* [WORK INSTRUCTION]:
All of the data that appears below is to be given again precisely as written.

* [SUPPLIED RECORDS]:
++++
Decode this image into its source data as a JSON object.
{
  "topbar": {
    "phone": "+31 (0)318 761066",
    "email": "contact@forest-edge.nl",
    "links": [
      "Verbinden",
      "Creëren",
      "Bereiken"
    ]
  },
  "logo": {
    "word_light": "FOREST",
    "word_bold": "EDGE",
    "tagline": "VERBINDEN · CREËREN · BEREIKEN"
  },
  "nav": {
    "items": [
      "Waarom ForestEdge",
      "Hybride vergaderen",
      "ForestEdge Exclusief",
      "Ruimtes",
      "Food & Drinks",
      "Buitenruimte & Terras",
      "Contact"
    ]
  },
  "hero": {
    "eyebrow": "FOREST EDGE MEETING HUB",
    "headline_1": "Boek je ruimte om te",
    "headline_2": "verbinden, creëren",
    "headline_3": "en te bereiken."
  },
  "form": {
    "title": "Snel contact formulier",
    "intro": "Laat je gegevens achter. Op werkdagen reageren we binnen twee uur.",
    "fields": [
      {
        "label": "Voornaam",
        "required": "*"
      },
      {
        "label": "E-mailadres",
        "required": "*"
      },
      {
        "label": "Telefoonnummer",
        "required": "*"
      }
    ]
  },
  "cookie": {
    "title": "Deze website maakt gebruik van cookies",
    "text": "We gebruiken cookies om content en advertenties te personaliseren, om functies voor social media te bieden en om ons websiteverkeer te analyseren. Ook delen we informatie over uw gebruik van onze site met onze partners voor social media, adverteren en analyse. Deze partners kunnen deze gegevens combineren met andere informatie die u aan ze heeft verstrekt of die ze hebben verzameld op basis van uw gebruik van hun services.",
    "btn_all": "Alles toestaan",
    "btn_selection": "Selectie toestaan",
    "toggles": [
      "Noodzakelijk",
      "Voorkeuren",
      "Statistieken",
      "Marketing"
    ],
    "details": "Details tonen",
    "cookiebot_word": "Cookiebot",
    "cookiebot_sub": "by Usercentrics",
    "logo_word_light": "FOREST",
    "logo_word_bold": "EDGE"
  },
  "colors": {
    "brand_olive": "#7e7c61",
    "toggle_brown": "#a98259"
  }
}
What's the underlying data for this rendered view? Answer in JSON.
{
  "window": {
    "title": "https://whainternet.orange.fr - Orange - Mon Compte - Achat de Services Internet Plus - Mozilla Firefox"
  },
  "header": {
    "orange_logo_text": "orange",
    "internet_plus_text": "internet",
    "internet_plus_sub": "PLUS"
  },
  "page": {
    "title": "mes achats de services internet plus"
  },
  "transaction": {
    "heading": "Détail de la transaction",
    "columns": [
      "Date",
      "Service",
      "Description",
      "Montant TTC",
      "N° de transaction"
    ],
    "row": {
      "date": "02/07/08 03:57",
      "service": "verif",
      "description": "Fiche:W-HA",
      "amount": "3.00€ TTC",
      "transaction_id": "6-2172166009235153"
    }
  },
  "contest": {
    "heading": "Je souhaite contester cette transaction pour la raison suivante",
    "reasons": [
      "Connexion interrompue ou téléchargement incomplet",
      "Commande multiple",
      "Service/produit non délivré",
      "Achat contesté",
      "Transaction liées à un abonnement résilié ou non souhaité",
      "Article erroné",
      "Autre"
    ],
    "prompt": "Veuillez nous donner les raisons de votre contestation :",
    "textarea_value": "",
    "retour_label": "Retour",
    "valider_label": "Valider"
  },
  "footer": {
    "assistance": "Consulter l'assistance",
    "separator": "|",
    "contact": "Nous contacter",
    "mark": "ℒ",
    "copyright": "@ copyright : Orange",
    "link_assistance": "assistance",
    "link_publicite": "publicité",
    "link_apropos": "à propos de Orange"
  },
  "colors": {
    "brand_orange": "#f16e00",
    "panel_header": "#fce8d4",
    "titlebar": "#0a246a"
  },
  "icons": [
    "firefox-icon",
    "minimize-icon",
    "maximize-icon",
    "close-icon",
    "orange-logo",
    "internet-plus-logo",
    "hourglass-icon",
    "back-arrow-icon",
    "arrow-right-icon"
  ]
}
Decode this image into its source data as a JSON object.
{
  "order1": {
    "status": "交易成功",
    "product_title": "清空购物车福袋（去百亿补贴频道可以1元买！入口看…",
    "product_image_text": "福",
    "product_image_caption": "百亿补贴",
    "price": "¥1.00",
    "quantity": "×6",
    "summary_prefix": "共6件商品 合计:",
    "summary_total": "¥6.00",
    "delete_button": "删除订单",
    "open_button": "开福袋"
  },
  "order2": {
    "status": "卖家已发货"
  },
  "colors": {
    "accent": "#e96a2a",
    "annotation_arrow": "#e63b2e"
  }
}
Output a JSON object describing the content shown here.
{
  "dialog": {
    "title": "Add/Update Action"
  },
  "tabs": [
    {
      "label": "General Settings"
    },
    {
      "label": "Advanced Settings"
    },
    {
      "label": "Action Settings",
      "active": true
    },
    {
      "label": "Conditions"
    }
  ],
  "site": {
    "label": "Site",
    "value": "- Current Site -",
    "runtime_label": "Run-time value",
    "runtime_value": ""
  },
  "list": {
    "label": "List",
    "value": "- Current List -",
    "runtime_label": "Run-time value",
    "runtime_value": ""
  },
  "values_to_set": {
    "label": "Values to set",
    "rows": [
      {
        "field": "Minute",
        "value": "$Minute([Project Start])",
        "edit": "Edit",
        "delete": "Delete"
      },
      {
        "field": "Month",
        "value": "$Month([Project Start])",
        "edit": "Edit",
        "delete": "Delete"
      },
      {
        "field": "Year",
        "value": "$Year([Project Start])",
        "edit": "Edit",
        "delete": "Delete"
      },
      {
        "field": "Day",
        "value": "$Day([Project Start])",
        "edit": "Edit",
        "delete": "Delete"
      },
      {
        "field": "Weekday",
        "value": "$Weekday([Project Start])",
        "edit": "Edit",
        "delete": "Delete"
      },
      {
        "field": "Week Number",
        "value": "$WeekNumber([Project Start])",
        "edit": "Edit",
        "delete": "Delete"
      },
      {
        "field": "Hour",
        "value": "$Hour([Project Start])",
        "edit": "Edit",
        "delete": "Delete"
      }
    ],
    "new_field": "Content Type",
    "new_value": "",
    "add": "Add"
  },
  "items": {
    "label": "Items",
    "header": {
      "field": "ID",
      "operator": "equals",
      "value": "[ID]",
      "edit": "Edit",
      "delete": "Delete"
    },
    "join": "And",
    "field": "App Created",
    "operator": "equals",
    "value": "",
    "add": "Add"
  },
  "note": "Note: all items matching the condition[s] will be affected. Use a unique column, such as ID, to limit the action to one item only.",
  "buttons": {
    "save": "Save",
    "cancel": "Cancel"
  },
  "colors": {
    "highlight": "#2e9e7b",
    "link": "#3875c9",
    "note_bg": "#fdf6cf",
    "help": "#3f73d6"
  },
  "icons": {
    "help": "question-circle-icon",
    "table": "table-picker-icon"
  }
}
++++
* [ANSWER TO THIS PROBLEM]:
Decode this image into its source data as a JSON object.
{
  "topbar": {
    "phone": "+31 (0)318 761066",
    "email": "contact@forest-edge.nl",
    "links": [
      "Verbinden",
      "Creëren",
      "Bereiken"
    ]
  },
  "logo": {
    "word_light": "FOREST",
    "word_bold": "EDGE",
    "tagline": "VERBINDEN · CREËREN · BEREIKEN"
  },
  "nav": {
    "items": [
      "Waarom ForestEdge",
      "Hybride vergaderen",
      "ForestEdge Exclusief",
      "Ruimtes",
      "Food & Drinks",
      "Buitenruimte & Terras",
      "Contact"
    ]
  },
  "hero": {
    "eyebrow": "FOREST EDGE MEETING HUB",
    "headline_1": "Boek je ruimte om te",
    "headline_2": "verbinden, creëren",
    "headline_3": "en te bereiken."
  },
  "form": {
    "title": "Snel contact formulier",
    "intro": "Laat je gegevens achter. Op werkdagen reageren we binnen twee uur.",
    "fields": [
      {
        "label": "Voornaam",
        "required": "*"
      },
      {
        "label": "E-mailadres",
        "required": "*"
      },
      {
        "label": "Telefoonnummer",
        "required": "*"
      }
    ]
  },
  "cookie": {
    "title": "Deze website maakt gebruik van cookies",
    "text": "We gebruiken cookies om content en advertenties te personaliseren, om functies voor social media te bieden en om ons websiteverkeer te analyseren. Ook delen we informatie over uw gebruik van onze site met onze partners voor social media, adverteren en analyse. Deze partners kunnen deze gegevens combineren met andere informatie die u aan ze heeft verstrekt of die ze hebben verzameld op basis van uw gebruik van hun services.",
    "btn_all": "Alles toestaan",
    "btn_selection": "Selectie toestaan",
    "toggles": [
      "Noodzakelijk",
      "Voorkeuren",
      "Statistieken",
      "Marketing"
    ],
    "details": "Details tonen",
    "cookiebot_word": "Cookiebot",
    "cookiebot_sub": "by Usercentrics",
    "logo_word_light": "FOREST",
    "logo_word_bold": "EDGE"
  },
  "colors": {
    "brand_olive": "#7e7c61",
    "toggle_brown": "#a98259"
  }
}
What's the underlying data for this rendered view? Answer in JSON.
{
  "window": {
    "title": "https://whainternet.orange.fr - Orange - Mon Compte - Achat de Services Internet Plus - Mozilla Firefox"
  },
  "header": {
    "orange_logo_text": "orange",
    "internet_plus_text": "internet",
    "internet_plus_sub": "PLUS"
  },
  "page": {
    "title": "mes achats de services internet plus"
  },
  "transaction": {
    "heading": "Détail de la transaction",
    "columns": [
      "Date",
      "Service",
      "Description",
      "Montant TTC",
      "N° de transaction"
    ],
    "row": {
      "date": "02/07/08 03:57",
      "service": "verif",
      "description": "Fiche:W-HA",
      "amount": "3.00€ TTC",
      "transaction_id": "6-2172166009235153"
    }
  },
  "contest": {
    "heading": "Je souhaite contester cette transaction pour la raison suivante",
    "reasons": [
      "Connexion interrompue ou téléchargement incomplet",
      "Commande multiple",
      "Service/produit non délivré",
      "Achat contesté",
      "Transaction liées à un abonnement résilié ou non souhaité",
      "Article erroné",
      "Autre"
    ],
    "prompt": "Veuillez nous donner les raisons de votre contestation :",
    "textarea_value": "",
    "retour_label": "Retour",
    "valider_label": "Valider"
  },
  "footer": {
    "assistance": "Consulter l'assistance",
    "separator": "|",
    "contact": "Nous contacter",
    "mark": "ℒ",
    "copyright": "@ copyright : Orange",
    "link_assistance": "assistance",
    "link_publicite": "publicité",
    "link_apropos": "à propos de Orange"
  },
  "colors": {
    "brand_orange": "#f16e00",
    "panel_header": "#fce8d4",
    "titlebar": "#0a246a"
  },
  "icons": [
    "firefox-icon",
    "minimize-icon",
    "maximize-icon",
    "close-icon",
    "orange-logo",
    "internet-plus-logo",
    "hourglass-icon",
    "back-arrow-icon",
    "arrow-right-icon"
  ]
}
Decode this image into its source data as a JSON object.
{
  "order1": {
    "status": "交易成功",
    "product_title": "清空购物车福袋（去百亿补贴频道可以1元买！入口看…",
    "product_image_text": "福",
    "product_image_caption": "百亿补贴",
    "price": "¥1.00",
    "quantity": "×6",
    "summary_prefix": "共6件商品 合计:",
    "summary_total": "¥6.00",
    "delete_button": "删除订单",
    "open_button": "开福袋"
  },
  "order2": {
    "status": "卖家已发货"
  },
  "colors": {
    "accent": "#e96a2a",
    "annotation_arrow": "#e63b2e"
  }
}
Output a JSON object describing the content shown here.
{
  "dialog": {
    "title": "Add/Update Action"
  },
  "tabs": [
    {
      "label": "General Settings"
    },
    {
      "label": "Advanced Settings"
    },
    {
      "label": "Action Settings",
      "active": true
    },
    {
      "label": "Conditions"
    }
  ],
  "site": {
    "label": "Site",
    "value": "- Current Site -",
    "runtime_label": "Run-time value",
    "runtime_value": ""
  },
  "list": {
    "label": "List",
    "value": "- Current List -",
    "runtime_label": "Run-time value",
    "runtime_value": ""
  },
  "values_to_set": {
    "label": "Values to set",
    "rows": [
      {
        "field": "Minute",
        "value": "$Minute([Project Start])",
        "edit": "Edit",
        "delete": "Delete"
      },
      {
        "field": "Month",
        "value": "$Month([Project Start])",
        "edit": "Edit",
        "delete": "Delete"
      },
      {
        "field": "Year",
        "value": "$Year([Project Start])",
        "edit": "Edit",
        "delete": "Delete"
      },
      {
        "field": "Day",
        "value": "$Day([Project Start])",
        "edit": "Edit",
        "delete": "Delete"
      },
      {
        "field": "Weekday",
        "value": "$Weekday([Project Start])",
        "edit": "Edit",
        "delete": "Delete"
      },
      {
        "field": "Week Number",
        "value": "$WeekNumber([Project Start])",
        "edit": "Edit",
        "delete": "Delete"
      },
      {
        "field": "Hour",
        "value": "$Hour([Project Start])",
        "edit": "Edit",
        "delete": "Delete"
      }
    ],
    "new_field": "Content Type",
    "new_value": "",
    "add": "Add"
  },
  "items": {
    "label": "Items",
    "header": {
      "field": "ID",
      "operator": "equals",
      "value": "[ID]",
      "edit": "Edit",
      "delete": "Delete"
    },
    "join": "And",
    "field": "App Created",
    "operator": "equals",
    "value": "",
    "add": "Add"
  },
  "note": "Note: all items matching the condition[s] will be affected. Use a unique column, such as ID, to limit the action to one item only.",
  "buttons": {
    "save": "Save",
    "cancel": "Cancel"
  },
  "colors": {
    "highlight": "#2e9e7b",
    "link": "#3875c9",
    "note_bg": "#fdf6cf",
    "help": "#3f73d6"
  },
  "icons": {
    "help": "question-circle-icon",
    "table": "table-picker-icon"
  }
}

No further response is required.